* _Material for this task_:
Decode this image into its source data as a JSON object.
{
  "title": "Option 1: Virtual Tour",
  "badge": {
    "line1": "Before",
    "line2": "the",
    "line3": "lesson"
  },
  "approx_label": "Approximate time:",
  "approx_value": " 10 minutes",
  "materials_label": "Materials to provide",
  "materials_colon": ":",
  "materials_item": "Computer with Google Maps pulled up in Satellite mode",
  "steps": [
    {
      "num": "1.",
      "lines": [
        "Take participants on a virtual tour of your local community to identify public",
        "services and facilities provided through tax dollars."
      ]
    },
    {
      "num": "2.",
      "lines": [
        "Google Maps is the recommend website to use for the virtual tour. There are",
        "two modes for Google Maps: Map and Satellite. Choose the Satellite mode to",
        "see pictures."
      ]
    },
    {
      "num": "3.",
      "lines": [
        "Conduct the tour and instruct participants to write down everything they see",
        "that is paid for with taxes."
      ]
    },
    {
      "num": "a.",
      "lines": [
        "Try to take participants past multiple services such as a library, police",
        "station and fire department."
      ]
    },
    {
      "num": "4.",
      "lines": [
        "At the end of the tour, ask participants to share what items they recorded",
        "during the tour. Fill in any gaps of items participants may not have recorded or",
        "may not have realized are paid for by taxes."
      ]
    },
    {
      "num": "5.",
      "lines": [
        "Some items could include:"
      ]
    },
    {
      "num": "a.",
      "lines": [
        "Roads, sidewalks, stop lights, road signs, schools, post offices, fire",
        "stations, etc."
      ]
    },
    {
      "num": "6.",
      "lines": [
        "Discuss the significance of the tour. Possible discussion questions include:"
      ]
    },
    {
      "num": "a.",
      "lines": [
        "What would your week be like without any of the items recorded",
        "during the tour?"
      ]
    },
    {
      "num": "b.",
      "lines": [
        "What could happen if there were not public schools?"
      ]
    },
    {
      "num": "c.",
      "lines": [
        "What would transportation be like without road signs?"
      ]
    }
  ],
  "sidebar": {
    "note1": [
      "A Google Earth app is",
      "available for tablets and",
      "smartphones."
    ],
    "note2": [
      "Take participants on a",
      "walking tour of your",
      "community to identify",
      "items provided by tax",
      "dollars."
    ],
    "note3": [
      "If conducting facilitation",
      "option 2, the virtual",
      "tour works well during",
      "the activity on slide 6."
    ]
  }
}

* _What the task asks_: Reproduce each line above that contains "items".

* _Answer section_:
        "At the end of the tour, ask participants to share what items they recorded",
        "during the tour. Fill in any gaps of items participants may not have recorded or",
        "Some items could include:"
        "What would your week be like without any of the items recorded",
      "items provided by tax",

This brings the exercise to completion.